Club House Inn Topeka
924 S.W. Henderson, Topeka, Kansas, 66615, United States
More about Topeka
State Supreme Court from cupola balcony
The State Library
Monroe School (1960's)
Travel Tips for Topeka
Topeka is the capitol city...
Topeka is the capitol city of our state so you must visit the beautiful capitol building. It is of the same design as the capitol in Washington DC but is actually a little taller. Inside are beautiful murals and statues. The murals by John Steuart Curry are quite famous. You can pick up a brochure and wander around on your own or you can take one of the tours that begins each hour during the week. Admission to the Kansas State Capitol is free. When I was a boy the capitol building was hit by a tornado. We went there to see how they had repaired it. We stopped on the way for my father to buy some thing. At the shopping center girl scouts were practicing first aid. To help them practice we let them wrap my brother and I in bandages and tie slings to our arms. We wore our bandages into the capitol and every one stared at us and asked how we had gotten our injuries.
Hunam Chinese Restaurant
Hunam has a regular seating area, but they also offer carry-out and even free delivery (with a $15 minimum order). This is some of the better Chinese food I've had in town. Nothing spectacular, but certainly well worth a try if you're in the mood for Chinese.
An important part of American History
"Brown v. Board of Education National Historic Site"
The struggle for Civil Rights for all Americans was not simply a battle fought in the Deep South. In the shameful part of American History that was marked by segregation and institutionalized discrimination, inequal treatment of the races was a part of life all over the United States. It's significant that the landmark Supreme Court case which officially declared that "Separate but equal schools" were fundamentally "unequal" - as well as unconstitutional - was based on a court case originated in the center of the center of the country - in Topeka, Kansas.

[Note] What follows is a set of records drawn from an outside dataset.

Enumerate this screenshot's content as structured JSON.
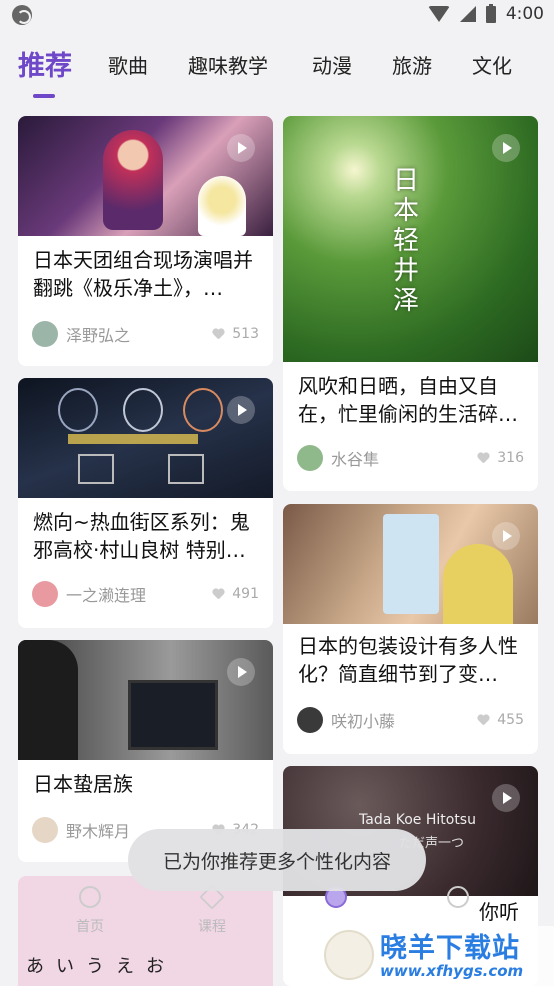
{
  "status_bar": {
    "time": "4:00"
  },
  "tabs": [
    {
      "label": "推荐",
      "active": true
    },
    {
      "label": "歌曲"
    },
    {
      "label": "趣味教学"
    },
    {
      "label": "动漫"
    },
    {
      "label": "旅游"
    },
    {
      "label": "文化"
    }
  ],
  "cards": [
    {
      "title": "日本天团组合现场演唱并翻跳《极乐净土》，…",
      "author": "泽野弘之",
      "likes": "513",
      "thumb_color": "#4a2a5e",
      "avatar_color": "#9bb5a8"
    },
    {
      "title": "风吹和日晒，自由又自在，忙里偷闲的生活碎…",
      "author": "水谷隼",
      "likes": "316",
      "thumb_color": "#3d7a2e",
      "avatar_color": "#8fb98a",
      "overlay_text": "日本轻井泽"
    },
    {
      "title": "燃向~热血街区系列：鬼邪高校·村山良树 特别…",
      "author": "一之濑连理",
      "likes": "491",
      "thumb_color": "#1e2436",
      "avatar_color": "#e89aa0"
    },
    {
      "title": "日本的包装设计有多人性化？简直细节到了变…",
      "author": "咲初小藤",
      "likes": "455",
      "thumb_color": "#b08060",
      "avatar_color": "#3a3a3a"
    },
    {
      "title": "日本蛰居族",
      "author": "野木辉月",
      "likes": "342",
      "thumb_color": "#2c2c2c",
      "avatar_color": "#e6d6c6"
    },
    {
      "title": "",
      "author": "",
      "likes": "",
      "thumb_color": "#3a2a2a",
      "avatar_color": "#ccc",
      "overlay_text": "Tada Koe Hitotsu",
      "overlay_sub": "ただ声一つ"
    },
    {
      "title": "",
      "thumb_color": "#f1d6e4",
      "overlay_text": "あいうえお"
    }
  ],
  "peek_text": "你听",
  "toast": {
    "message": "已为你推荐更多个性化内容"
  },
  "bottom_nav": [
    {
      "label": "首页"
    },
    {
      "label": "课程"
    },
    {
      "label": ""
    },
    {
      "label": ""
    }
  ],
  "watermark": {
    "title": "晓羊下载站",
    "url": "www.xfhygs.com"
  },
  "colors": {
    "accent": "#6f48c9",
    "background": "#f2f2f4"
  }
}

The Brown v. Board of Education National Historic Site preserves the Monroe Elementary School as it was in 1954, when it was an all-Black segregated school. There are also interesting exhibits about the state of Civil Rights in the 1950s, when the case was being argued - including photographs and film footage that captures this distant time and place in history that wasn't really all that distant.

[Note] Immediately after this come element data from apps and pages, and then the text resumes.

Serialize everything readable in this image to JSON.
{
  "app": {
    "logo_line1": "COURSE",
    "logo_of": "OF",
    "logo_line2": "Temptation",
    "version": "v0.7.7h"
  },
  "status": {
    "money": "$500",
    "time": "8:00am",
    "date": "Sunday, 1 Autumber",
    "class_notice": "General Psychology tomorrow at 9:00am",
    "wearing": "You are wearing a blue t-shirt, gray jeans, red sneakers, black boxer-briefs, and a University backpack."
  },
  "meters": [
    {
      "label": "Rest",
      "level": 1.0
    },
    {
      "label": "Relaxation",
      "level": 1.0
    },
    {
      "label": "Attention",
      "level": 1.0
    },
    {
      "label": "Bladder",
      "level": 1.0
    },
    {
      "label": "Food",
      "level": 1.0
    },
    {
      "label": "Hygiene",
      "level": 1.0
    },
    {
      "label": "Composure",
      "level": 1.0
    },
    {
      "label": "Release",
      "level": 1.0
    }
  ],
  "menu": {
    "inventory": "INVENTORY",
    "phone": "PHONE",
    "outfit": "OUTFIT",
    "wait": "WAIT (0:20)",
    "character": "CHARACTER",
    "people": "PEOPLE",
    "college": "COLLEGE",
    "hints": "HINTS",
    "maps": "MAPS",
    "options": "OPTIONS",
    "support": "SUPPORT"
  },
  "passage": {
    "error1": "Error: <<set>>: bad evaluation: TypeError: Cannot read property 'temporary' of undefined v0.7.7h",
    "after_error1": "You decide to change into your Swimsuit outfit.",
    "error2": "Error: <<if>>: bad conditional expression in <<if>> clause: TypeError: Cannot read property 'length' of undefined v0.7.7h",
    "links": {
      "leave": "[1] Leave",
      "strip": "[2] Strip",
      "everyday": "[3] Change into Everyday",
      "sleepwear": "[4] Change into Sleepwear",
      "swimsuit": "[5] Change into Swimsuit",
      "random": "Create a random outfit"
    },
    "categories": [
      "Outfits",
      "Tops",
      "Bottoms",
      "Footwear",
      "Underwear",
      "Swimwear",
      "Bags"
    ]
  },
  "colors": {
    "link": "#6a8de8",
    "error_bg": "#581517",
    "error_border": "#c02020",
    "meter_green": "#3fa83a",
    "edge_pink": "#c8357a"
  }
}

The National Park Service has done an excellent job of preserving the building - and furnishing it with interesting and relevant exhibits about the Civil rights era. What a great place this would be to bring a school group!